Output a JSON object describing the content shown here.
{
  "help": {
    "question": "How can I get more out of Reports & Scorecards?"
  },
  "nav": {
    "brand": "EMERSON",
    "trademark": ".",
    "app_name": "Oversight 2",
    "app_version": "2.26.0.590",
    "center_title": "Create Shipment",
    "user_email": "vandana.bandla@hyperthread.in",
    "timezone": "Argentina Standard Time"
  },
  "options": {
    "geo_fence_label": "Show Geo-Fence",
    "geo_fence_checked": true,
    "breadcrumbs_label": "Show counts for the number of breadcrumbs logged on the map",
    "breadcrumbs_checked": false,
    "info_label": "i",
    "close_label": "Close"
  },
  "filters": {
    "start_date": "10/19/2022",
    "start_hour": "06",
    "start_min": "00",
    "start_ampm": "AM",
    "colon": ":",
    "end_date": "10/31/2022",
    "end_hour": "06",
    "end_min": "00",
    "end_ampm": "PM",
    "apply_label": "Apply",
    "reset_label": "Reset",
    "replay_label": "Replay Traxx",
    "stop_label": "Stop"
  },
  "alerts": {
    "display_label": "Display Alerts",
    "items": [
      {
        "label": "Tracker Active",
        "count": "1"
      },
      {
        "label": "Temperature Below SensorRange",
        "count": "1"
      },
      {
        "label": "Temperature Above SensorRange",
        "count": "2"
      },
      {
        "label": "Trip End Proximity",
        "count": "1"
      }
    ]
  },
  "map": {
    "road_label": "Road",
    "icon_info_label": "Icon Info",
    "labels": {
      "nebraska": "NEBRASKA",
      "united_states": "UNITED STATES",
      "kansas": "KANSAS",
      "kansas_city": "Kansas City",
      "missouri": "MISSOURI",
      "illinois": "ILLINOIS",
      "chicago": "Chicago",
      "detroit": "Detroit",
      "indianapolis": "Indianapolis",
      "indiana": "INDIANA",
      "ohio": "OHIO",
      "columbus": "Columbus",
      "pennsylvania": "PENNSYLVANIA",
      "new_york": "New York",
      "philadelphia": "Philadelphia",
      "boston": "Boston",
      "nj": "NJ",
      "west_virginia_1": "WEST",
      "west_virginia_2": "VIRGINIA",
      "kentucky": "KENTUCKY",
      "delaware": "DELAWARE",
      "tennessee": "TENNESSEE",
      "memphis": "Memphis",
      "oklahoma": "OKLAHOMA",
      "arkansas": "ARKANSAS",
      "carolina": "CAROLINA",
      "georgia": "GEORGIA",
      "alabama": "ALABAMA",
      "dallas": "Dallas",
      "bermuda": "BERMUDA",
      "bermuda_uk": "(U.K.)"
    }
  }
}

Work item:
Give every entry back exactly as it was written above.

Exercise output:
Output a JSON object describing the content shown here.
{
  "help": {
    "question": "How can I get more out of Reports & Scorecards?"
  },
  "nav": {
    "brand": "EMERSON",
    "trademark": ".",
    "app_name": "Oversight 2",
    "app_version": "2.26.0.590",
    "center_title": "Create Shipment",
    "user_email": "vandana.bandla@hyperthread.in",
    "timezone": "Argentina Standard Time"
  },
  "options": {
    "geo_fence_label": "Show Geo-Fence",
    "geo_fence_checked": true,
    "breadcrumbs_label": "Show counts for the number of breadcrumbs logged on the map",
    "breadcrumbs_checked": false,
    "info_label": "i",
    "close_label": "Close"
  },
  "filters": {
    "start_date": "10/19/2022",
    "start_hour": "06",
    "start_min": "00",
    "start_ampm": "AM",
    "colon": ":",
    "end_date": "10/31/2022",
    "end_hour": "06",
    "end_min": "00",
    "end_ampm": "PM",
    "apply_label": "Apply",
    "reset_label": "Reset",
    "replay_label": "Replay Traxx",
    "stop_label": "Stop"
  },
  "alerts": {
    "display_label": "Display Alerts",
    "items": [
      {
        "label": "Tracker Active",
        "count": "1"
      },
      {
        "label": "Temperature Below SensorRange",
        "count": "1"
      },
      {
        "label": "Temperature Above SensorRange",
        "count": "2"
      },
      {
        "label": "Trip End Proximity",
        "count": "1"
      }
    ]
  },
  "map": {
    "road_label": "Road",
    "icon_info_label": "Icon Info",
    "labels": {
      "nebraska": "NEBRASKA",
      "united_states": "UNITED STATES",
      "kansas": "KANSAS",
      "kansas_city": "Kansas City",
      "missouri": "MISSOURI",
      "illinois": "ILLINOIS",
      "chicago": "Chicago",
      "detroit": "Detroit",
      "indianapolis": "Indianapolis",
      "indiana": "INDIANA",
      "ohio": "OHIO",
      "columbus": "Columbus",
      "pennsylvania": "PENNSYLVANIA",
      "new_york": "New York",
      "philadelphia": "Philadelphia",
      "boston": "Boston",
      "nj": "NJ",
      "west_virginia_1": "WEST",
      "west_virginia_2": "VIRGINIA",
      "kentucky": "KENTUCKY",
      "delaware": "DELAWARE",
      "tennessee": "TENNESSEE",
      "memphis": "Memphis",
      "oklahoma": "OKLAHOMA",
      "arkansas": "ARKANSAS",
      "carolina": "CAROLINA",
      "georgia": "GEORGIA",
      "alabama": "ALABAMA",
      "dallas": "Dallas",
      "bermuda": "BERMUDA",
      "bermuda_uk": "(U.K.)"
    }
  }
}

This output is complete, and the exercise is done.